The current electoral system is a huge barrier to seat access for female MPs
But there are grounds for optimism. Based on polling trends and an analysis of every party’s candidate for the upcoming election, the Electoral Reform Society has predicted that 192 MPs are likely to be elected this May – up 44 on the current 148. It would mean three in ten MPs would be women, the highest ever figure.
Parties are putting forward more female candidates than before, too, with every party except UKIP fielding a higher proportion of female candidates than parliament’s current make-up (see Table 1). And in target seats, Labour and the Conservatives are actually fielding a higher proportion of female candidates than their overall number, meaning they are clearly trying hard to get more women into the House.
This is good news. The predicted boost this May would see us rising up the world ranking for female representation in lower chambers from 56th to 36th. We’d finally be ahead of Afghanistan and other countries with less-than-positive track records on gender equality.
But we’d still not be world leaders, by any means. And while moving from 23 per cent women to nearly 30 per cent is a welcome rise, there’s one big barrier that’s blocking future progress: our electoral system.
Under First Past the Post, there are hundreds of effectively uncontested seats where parties have a big enough lead not to worry about opposition.

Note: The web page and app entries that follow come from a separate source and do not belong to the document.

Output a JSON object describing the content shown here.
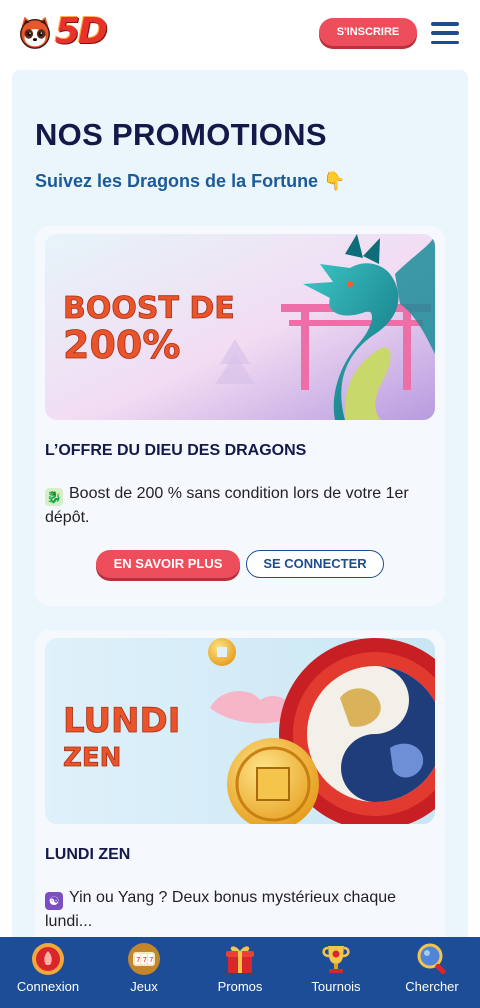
{
  "header": {
    "logo_text": "5D",
    "signup_label": "S'INSCRIRE",
    "menu_icon": "hamburger-menu-icon"
  },
  "page": {
    "title": "NOS PROMOTIONS",
    "subtitle": "Suivez les Dragons de la Fortune 👇"
  },
  "promotions": [
    {
      "banner_text_line1": "BOOST DE",
      "banner_text_line2": "200%",
      "title": "L’OFFRE DU DIEU DES DRAGONS",
      "emoji": "🐉",
      "description": "Boost de 200 % sans condition lors de votre 1er dépôt.",
      "more_label": "EN SAVOIR PLUS",
      "connect_label": "SE CONNECTER"
    },
    {
      "banner_text_line1": "LUNDI",
      "banner_text_line2": "ZEN",
      "title": "LUNDI ZEN",
      "emoji": "☯",
      "description": "Yin ou Yang ? Deux bonus mystérieux chaque lundi..."
    }
  ],
  "bottom_nav": [
    {
      "label": "Connexion",
      "icon": "login-icon"
    },
    {
      "label": "Jeux",
      "icon": "slot-machine-icon"
    },
    {
      "label": "Promos",
      "icon": "gift-icon"
    },
    {
      "label": "Tournois",
      "icon": "trophy-icon"
    },
    {
      "label": "Chercher",
      "icon": "search-icon"
    }
  ],
  "colors": {
    "accent_red": "#ee4e5b",
    "navy": "#14194a",
    "blue": "#1d4e8c",
    "panel_bg": "#eaf6fb",
    "nav_bg": "#1c4d96"
  }
}
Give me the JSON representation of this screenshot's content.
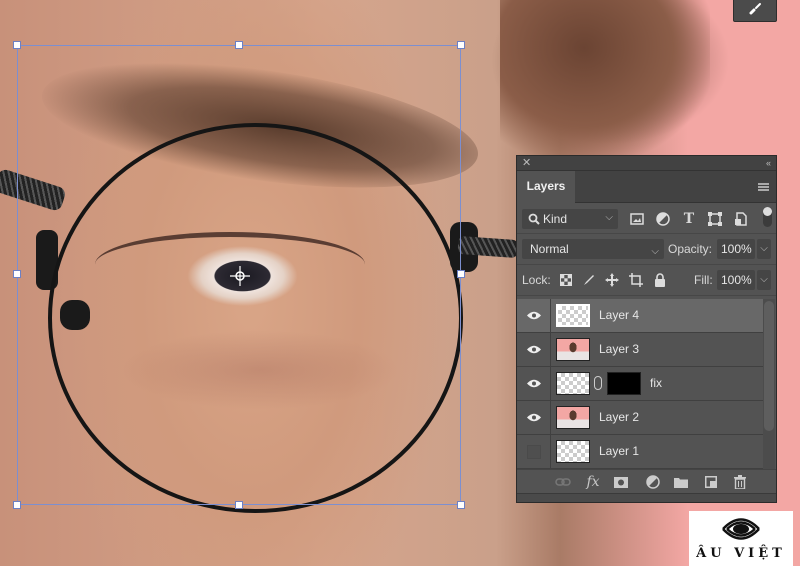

That means many MPs can act as ‘seat-blockers’, occupying their seats for decade after decade.
Here’s the catch: the longer an MP has been in situ, the more likely he is to be a man.
As you can see in Table 2, there are 67 MPs first elected in 1992 or before who are standing again this May. 59 of them are men. Having held their seats for over two decades, we can guess that most of these men will keep their positions effectively unchallenged.
This is a major barrier in terms of increasing women’s representation in the future. We can’t allow the existence of safe seats to act as a block on reaching a 50:50 parliament. We need to reform our voting system.
Proportional representation isn’t a silver bullet, of course. It can only facilitate – rather than guarantee – more diversity in politics. But experience from other countries shows that nearly all of those with a high proportion of women in parliament use some form of PR. Moreover, larger multi-member constituencies would increase the likelihood that more women would be able to win seats, as voters would have a greater choice of winnable candidates. Under our current broken electoral system, less ‘traditional’ and ‘safe-looking’ candidates lose out.
Nonetheless, it’s good news that nearly 200 women will be elected in two months’ time. Let’s just make sure it doesn’t become a new ‘glass ceiling’.
Josiah Mortimer is Communications assistant at the Electoral Reform Society. Follow him on Twitter
Leave a Reply